* _Given records_

- - - - - - -

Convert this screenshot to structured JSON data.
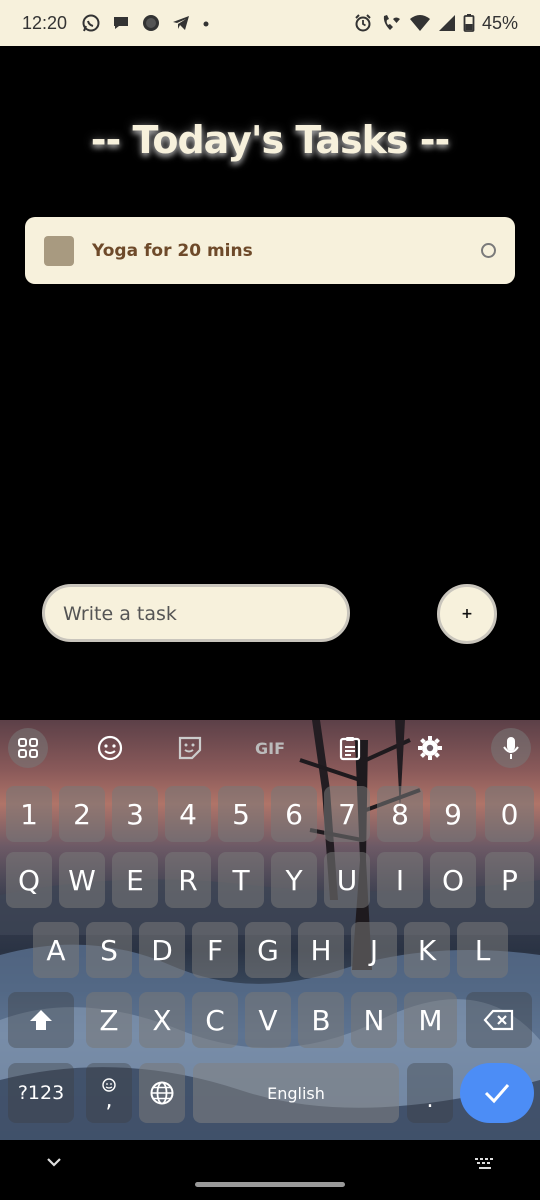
{
  "status_bar": {
    "time": "12:20",
    "battery": "45%",
    "notif_icons": [
      "whatsapp-icon",
      "chat-bubble-icon",
      "signal-app-icon",
      "telegram-icon",
      "more-dot-icon"
    ],
    "system_icons": [
      "alarm-icon",
      "wifi-calling-icon",
      "wifi-icon",
      "cell-signal-icon",
      "battery-icon"
    ]
  },
  "header": {
    "title": "-- Today's Tasks --"
  },
  "tasks": [
    {
      "label": "Yoga for 20 mins"
    }
  ],
  "composer": {
    "placeholder": "Write a task",
    "add_label": "+"
  },
  "keyboard": {
    "toolbar": [
      "apps-grid-icon",
      "emoji-icon",
      "sticker-icon",
      "GIF",
      "clipboard-icon",
      "settings-icon",
      "mic-icon"
    ],
    "gif_label": "GIF",
    "row_numbers": [
      "1",
      "2",
      "3",
      "4",
      "5",
      "6",
      "7",
      "8",
      "9",
      "0"
    ],
    "row1": [
      "Q",
      "W",
      "E",
      "R",
      "T",
      "Y",
      "U",
      "I",
      "O",
      "P"
    ],
    "row2": [
      "A",
      "S",
      "D",
      "F",
      "G",
      "H",
      "J",
      "K",
      "L"
    ],
    "row3": [
      "Z",
      "X",
      "C",
      "V",
      "B",
      "N",
      "M"
    ],
    "symbols_label": "?123",
    "comma_label": ",",
    "space_label": "English",
    "period_label": ".",
    "accent_color": "#4c8df6"
  },
  "colors": {
    "cream": "#f7f1dc",
    "task_text": "#6e4a2a",
    "task_square": "#a89a80"
  }
}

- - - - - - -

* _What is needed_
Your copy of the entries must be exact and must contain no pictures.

* _Answer below_
Convert this screenshot to structured JSON data.
{
  "status_bar": {
    "time": "12:20",
    "battery": "45%",
    "notif_icons": [
      "whatsapp-icon",
      "chat-bubble-icon",
      "signal-app-icon",
      "telegram-icon",
      "more-dot-icon"
    ],
    "system_icons": [
      "alarm-icon",
      "wifi-calling-icon",
      "wifi-icon",
      "cell-signal-icon",
      "battery-icon"
    ]
  },
  "header": {
    "title": "-- Today's Tasks --"
  },
  "tasks": [
    {
      "label": "Yoga for 20 mins"
    }
  ],
  "composer": {
    "placeholder": "Write a task",
    "add_label": "+"
  },
  "keyboard": {
    "toolbar": [
      "apps-grid-icon",
      "emoji-icon",
      "sticker-icon",
      "GIF",
      "clipboard-icon",
      "settings-icon",
      "mic-icon"
    ],
    "gif_label": "GIF",
    "row_numbers": [
      "1",
      "2",
      "3",
      "4",
      "5",
      "6",
      "7",
      "8",
      "9",
      "0"
    ],
    "row1": [
      "Q",
      "W",
      "E",
      "R",
      "T",
      "Y",
      "U",
      "I",
      "O",
      "P"
    ],
    "row2": [
      "A",
      "S",
      "D",
      "F",
      "G",
      "H",
      "J",
      "K",
      "L"
    ],
    "row3": [
      "Z",
      "X",
      "C",
      "V",
      "B",
      "N",
      "M"
    ],
    "symbols_label": "?123",
    "comma_label": ",",
    "space_label": "English",
    "period_label": ".",
    "accent_color": "#4c8df6"
  },
  "colors": {
    "cream": "#f7f1dc",
    "task_text": "#6e4a2a",
    "task_square": "#a89a80"
  }
}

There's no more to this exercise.